# WORK TO COMPLETE
How many of the lines in the material below contain the word "icon"? Give the number alone.

################

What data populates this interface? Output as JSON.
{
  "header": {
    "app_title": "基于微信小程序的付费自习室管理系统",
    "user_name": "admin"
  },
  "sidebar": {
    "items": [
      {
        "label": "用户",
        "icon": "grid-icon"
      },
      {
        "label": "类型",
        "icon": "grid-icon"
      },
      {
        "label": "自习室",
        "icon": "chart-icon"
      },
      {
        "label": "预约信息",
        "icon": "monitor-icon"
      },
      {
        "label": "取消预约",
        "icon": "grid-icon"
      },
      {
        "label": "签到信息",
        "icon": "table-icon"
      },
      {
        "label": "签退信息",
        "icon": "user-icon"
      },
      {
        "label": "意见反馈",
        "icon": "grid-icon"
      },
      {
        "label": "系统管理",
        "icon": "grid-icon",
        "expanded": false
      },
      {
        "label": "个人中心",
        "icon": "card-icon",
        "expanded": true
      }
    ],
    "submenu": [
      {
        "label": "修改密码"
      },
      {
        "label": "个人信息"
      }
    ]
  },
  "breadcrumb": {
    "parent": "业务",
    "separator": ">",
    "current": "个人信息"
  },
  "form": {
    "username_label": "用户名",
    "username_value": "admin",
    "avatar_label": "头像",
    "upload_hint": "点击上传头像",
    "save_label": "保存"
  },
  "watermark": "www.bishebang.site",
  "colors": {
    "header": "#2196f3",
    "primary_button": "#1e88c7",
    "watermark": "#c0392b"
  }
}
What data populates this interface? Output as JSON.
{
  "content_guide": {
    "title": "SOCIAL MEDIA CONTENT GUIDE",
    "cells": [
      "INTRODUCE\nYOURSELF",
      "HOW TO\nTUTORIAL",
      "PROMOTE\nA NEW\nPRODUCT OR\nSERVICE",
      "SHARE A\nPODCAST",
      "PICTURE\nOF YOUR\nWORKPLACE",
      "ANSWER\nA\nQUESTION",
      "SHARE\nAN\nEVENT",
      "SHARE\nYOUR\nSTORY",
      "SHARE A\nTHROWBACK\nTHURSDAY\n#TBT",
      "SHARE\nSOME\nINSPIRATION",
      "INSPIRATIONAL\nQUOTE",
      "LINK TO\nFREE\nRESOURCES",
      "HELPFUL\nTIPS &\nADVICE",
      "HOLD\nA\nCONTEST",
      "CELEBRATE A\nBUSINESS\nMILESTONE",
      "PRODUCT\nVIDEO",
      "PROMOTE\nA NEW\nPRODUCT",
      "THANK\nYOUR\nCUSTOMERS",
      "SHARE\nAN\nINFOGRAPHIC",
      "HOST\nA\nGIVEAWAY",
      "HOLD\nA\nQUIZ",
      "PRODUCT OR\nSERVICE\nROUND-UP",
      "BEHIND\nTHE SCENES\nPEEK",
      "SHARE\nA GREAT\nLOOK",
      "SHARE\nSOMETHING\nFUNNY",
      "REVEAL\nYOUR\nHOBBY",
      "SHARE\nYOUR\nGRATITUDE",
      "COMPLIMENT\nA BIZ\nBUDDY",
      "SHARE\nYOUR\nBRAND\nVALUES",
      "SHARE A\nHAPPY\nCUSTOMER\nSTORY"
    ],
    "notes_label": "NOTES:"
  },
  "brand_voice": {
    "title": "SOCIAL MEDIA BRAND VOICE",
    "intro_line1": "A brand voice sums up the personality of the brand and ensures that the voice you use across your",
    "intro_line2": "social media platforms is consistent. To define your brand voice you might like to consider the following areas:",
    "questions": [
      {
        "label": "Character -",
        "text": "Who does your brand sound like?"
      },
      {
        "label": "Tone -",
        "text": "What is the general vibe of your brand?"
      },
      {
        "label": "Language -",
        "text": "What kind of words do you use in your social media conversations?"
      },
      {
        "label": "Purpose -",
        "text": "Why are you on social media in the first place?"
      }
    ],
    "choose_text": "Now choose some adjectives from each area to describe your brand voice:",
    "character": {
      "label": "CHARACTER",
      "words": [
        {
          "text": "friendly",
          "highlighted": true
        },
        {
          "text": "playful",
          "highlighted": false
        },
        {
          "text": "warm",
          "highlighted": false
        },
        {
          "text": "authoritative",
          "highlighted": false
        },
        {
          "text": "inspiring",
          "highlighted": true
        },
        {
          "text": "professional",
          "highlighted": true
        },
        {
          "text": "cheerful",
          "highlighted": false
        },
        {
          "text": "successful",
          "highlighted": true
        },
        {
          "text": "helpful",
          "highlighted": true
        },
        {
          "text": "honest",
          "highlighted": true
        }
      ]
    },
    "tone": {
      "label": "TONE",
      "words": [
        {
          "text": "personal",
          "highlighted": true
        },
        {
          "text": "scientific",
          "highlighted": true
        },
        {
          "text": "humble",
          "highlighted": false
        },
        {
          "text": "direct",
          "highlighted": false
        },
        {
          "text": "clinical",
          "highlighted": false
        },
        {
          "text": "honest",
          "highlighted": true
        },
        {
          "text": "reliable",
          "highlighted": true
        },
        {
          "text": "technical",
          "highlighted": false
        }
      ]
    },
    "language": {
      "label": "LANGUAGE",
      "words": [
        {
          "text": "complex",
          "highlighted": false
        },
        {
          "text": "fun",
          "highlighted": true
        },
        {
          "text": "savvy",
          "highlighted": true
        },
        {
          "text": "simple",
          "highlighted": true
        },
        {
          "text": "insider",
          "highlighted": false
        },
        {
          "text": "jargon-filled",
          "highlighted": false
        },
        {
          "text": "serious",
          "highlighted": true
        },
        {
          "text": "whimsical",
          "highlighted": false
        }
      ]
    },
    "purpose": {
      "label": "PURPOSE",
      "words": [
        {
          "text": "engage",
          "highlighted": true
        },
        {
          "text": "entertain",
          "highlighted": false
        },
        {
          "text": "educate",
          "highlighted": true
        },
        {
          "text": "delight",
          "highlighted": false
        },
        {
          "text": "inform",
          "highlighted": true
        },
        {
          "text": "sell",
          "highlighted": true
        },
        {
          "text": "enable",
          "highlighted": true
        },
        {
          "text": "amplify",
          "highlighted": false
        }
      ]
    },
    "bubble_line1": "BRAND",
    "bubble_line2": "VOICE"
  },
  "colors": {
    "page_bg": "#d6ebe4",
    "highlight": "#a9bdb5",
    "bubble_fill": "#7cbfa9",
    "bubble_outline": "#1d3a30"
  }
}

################

# SOLUTION BELOW
10